Cratchit followed to the window: desperate in his curiosity and to relieve his senses with fresh air.. He looked out.
The air was filled with phantoms, wisping hand wringing, soil stained spirits, and moaning as they went. Every one of them wore chains like Marley's Ghost; some cross dressed in his manner, other' some few (they might be guilty governments or devious carnal group) were linked together; none were free. Many had been personally known to Cratchit in their lives. He had been quite familiar with one old ghost, in a white waistcoat, with a monstrous iron safe attached to his very testicles, who cried piteously at being unable to assist a wretched woman who begged and moaned for her own carnal needs beside him. The misery with them all was, clearly, that they sought to interfere, for good, in human matters, and had lost the power for ever, because they never acted.
Slowly the darkened shroud of their world covered them all, and the last vestiges faded together, at once. And abruptly Cratchit stood alone at the window and it was his scent that brought him to his senses.
Cratchit closed and locked the window, and gingerly tip toed back to his area, careful to avoid both his leavings and Marley's on the floor He removed his garments and washed in the loo, all the while trying to fathom what had transpired.
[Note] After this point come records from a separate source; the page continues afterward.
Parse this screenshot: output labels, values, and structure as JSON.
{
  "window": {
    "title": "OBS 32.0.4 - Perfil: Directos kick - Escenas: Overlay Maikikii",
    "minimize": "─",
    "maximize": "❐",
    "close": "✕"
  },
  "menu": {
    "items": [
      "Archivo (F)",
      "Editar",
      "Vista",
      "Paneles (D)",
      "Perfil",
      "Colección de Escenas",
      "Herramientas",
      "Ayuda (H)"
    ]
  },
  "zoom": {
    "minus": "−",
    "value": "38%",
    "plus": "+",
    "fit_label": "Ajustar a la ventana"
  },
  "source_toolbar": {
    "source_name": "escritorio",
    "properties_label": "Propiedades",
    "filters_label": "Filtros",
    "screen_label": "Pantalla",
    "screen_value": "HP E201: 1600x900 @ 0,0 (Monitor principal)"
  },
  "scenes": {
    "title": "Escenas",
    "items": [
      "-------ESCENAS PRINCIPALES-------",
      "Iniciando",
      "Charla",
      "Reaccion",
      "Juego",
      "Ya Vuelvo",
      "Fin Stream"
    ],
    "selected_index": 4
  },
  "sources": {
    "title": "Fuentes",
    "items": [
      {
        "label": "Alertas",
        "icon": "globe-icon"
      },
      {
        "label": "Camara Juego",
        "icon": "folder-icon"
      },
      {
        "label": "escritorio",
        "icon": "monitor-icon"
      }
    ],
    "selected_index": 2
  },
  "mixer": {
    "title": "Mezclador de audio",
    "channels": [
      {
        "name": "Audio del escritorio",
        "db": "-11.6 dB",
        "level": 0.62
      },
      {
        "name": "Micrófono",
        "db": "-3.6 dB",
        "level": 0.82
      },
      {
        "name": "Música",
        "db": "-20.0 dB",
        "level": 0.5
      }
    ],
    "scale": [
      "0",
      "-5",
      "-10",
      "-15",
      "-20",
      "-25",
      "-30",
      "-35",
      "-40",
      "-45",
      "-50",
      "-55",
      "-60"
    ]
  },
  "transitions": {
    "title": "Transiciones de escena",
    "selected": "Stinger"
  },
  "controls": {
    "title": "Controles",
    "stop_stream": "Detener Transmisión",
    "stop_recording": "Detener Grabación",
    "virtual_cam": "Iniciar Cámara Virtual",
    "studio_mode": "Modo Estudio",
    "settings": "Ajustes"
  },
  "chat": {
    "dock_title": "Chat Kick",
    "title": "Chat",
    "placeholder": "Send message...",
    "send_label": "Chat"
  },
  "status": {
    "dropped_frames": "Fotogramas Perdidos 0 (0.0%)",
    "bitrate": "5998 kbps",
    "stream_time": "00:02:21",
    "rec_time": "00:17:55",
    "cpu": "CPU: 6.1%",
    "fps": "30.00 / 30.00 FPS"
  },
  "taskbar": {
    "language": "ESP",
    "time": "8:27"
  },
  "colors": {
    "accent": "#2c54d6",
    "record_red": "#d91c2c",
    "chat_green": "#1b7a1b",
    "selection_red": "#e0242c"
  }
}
He tried to say "Bumplug!" but stopped at the first syllable. Glancing around once more to check the order of things he drifted off from the fatigue of the day. Rearranging thought of the events, as to come to rational order, dismissing all as a bout with his bowels and the prunes, he fell fast asleep